You’ll be hearing the term “the Internet of Things” a lot going forward. I’m sure it was a big topic at the recent Consumer Electronics Show in Las Vegas. The acronym is IoT. It refers to how more and more appliances and other devices are being connected to the Internet so that, for example, they can be managed by an app on your smartphone.
We are living in an increasingly connected world. Even our automobiles are being built with their own internet connections. Just this week my Tesla received an updated operating system over its own Internet connection, adding new features, not unlike downloading an iOS update for my iPhone.
Perhaps you recall your first experience with GPS navigation in a car. Like me, you were probably amazed that a screen on your dashboard (or on a Garmin device) knew exactly where you were on the planet and could guide you to your destination turn-by-turn. Next came traffic information generated by data gathered from GPS-enabled cell phones. That’s how Google Traffic works — if enough cell phones are detected moving along any given street, you’ll see on your navigation screen the green, amber or red lines indicating whether traffic is moving at, below or way below the speed limit on that street or highway.
We’ll see more of this automation in our cars, but we’ll also start seeing it in our homes. New homes are being built with intelligent thermostats which learn when to raise or lower the temperature. Homes are also coming with numerous devices such as doorbells that are connected wirelessly to your home Internet connection, so you can see and speak with someone at your front door, not just from inside your house but anywhere on your smartphone. You can be at your office downtown or in a cafe in Paris when someone presses your doorbell, and they might well think that you’re inside. With an Internet-connected electric deadbolt, you might even “buzz them in” with your smartphone.

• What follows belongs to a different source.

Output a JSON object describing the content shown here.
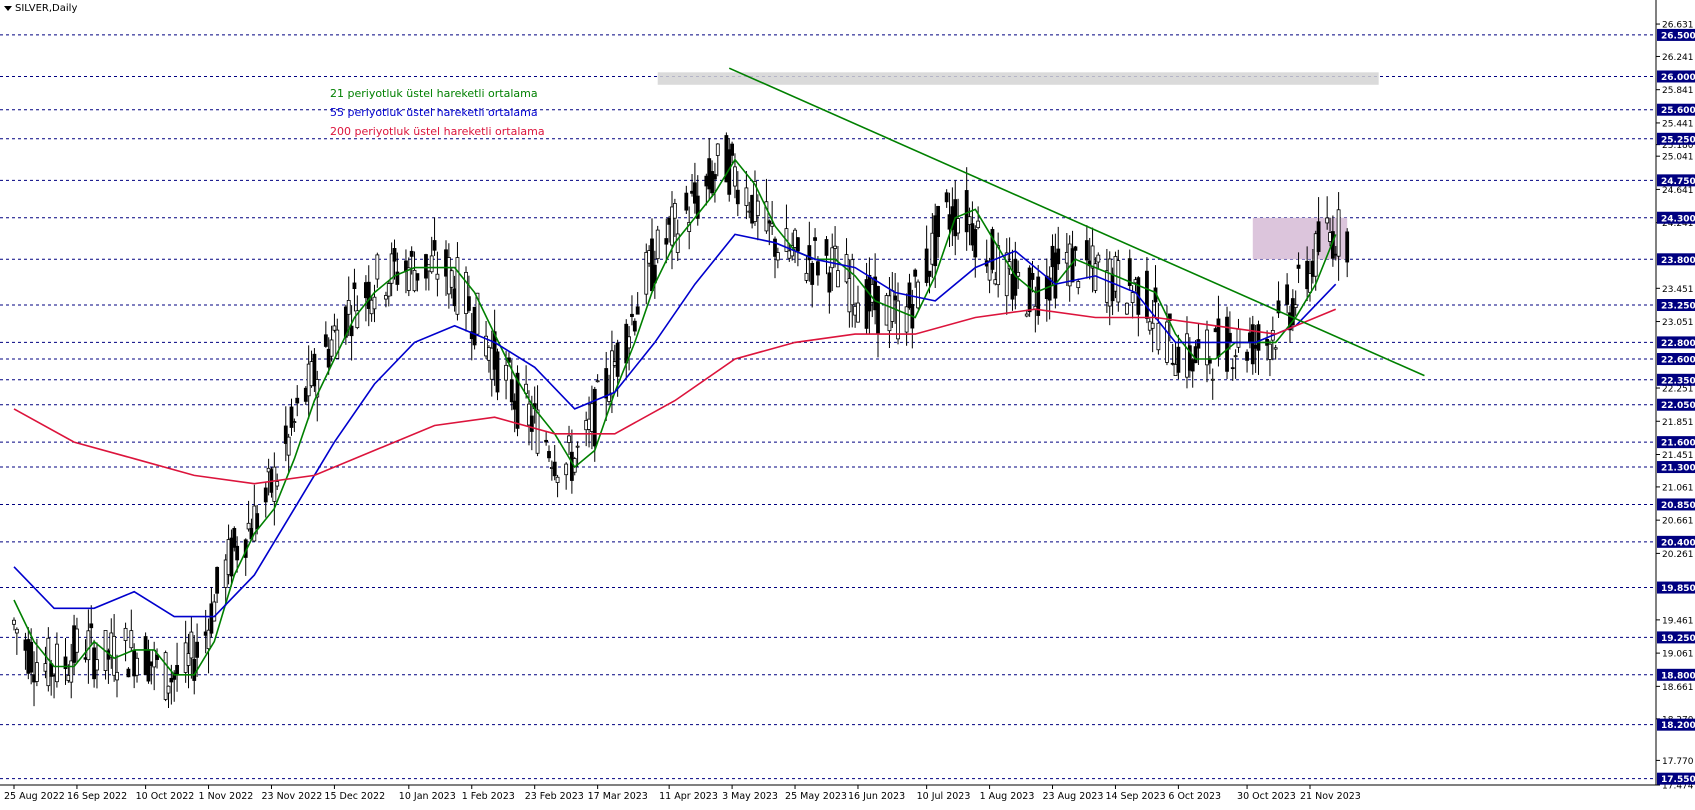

You can buy an Internet-connected keypad to mount on your front door which you can program from your smartphone to operate that electric deadbolt. You could, for example, program a 4-digit code that opens it anytime, and you could program another 4-digit code for your cleaning person which will only be valid at a particular date and time. You can create unlimited codes for different people and purposes and have an online record of which code was used on what day and at what hour.
Are you concerned about freezing or flooding (or both) in your home, such as from a failed water heater? A sensor communicating wirelessly with your Internet router could send an alarm to your cell phone.
At Golden Real Estate, we have an unheated closet behind our building containing a car wash system. To keep the pipes from freezing, we have a heat lamp which we leave on in the winter. But what if the bulb burns out? We installed a thermometer which is connected wirelessly to our Internet router, and if the temperature drops below a specified temperature, I get an alarm on my iPhone.
Security and temperature control are the most common areas in which we’re seeing increased home automation and Internet connection, but the possibilities are endless. Electrical outlets, switches and hard-wired devices in your home can be connected wirelessly to your Internet router so that you can control and program them from your smartphone.
At Golden Real Estate, we have a moving truck which we lend to clients and non-profits. We have an Internet-connected camera in our parking lot that allows us to see remotely whether it has been returned, in case we have another client waiting to use it.
Thanks to smartphone app programming, the possibilities are limited only by your imagination — and there are lots of imaginative people out there!
Based on what I’m seeing and reading, I expect 2016 to be the year in which this kind of home automation goes mainstream. As of today, our MLS does not have a field for noting home automation features in a listing, but, just like they added fields to the MLS a few years ago to list solar and other “green” features, I bet that within a year or two our MLS will be adding a field for indicating home automation features. By having a field instead of just mentioning it in the property description, it becomes searchable.
What functions of your home would you like to be able to control and program by phone? I suggest you Google it, because someone may have already created what you’re looking for!
Published Jan. 14, 2016, in the YourHub section of the Denver Post and in four Jefferson County weekly newspapers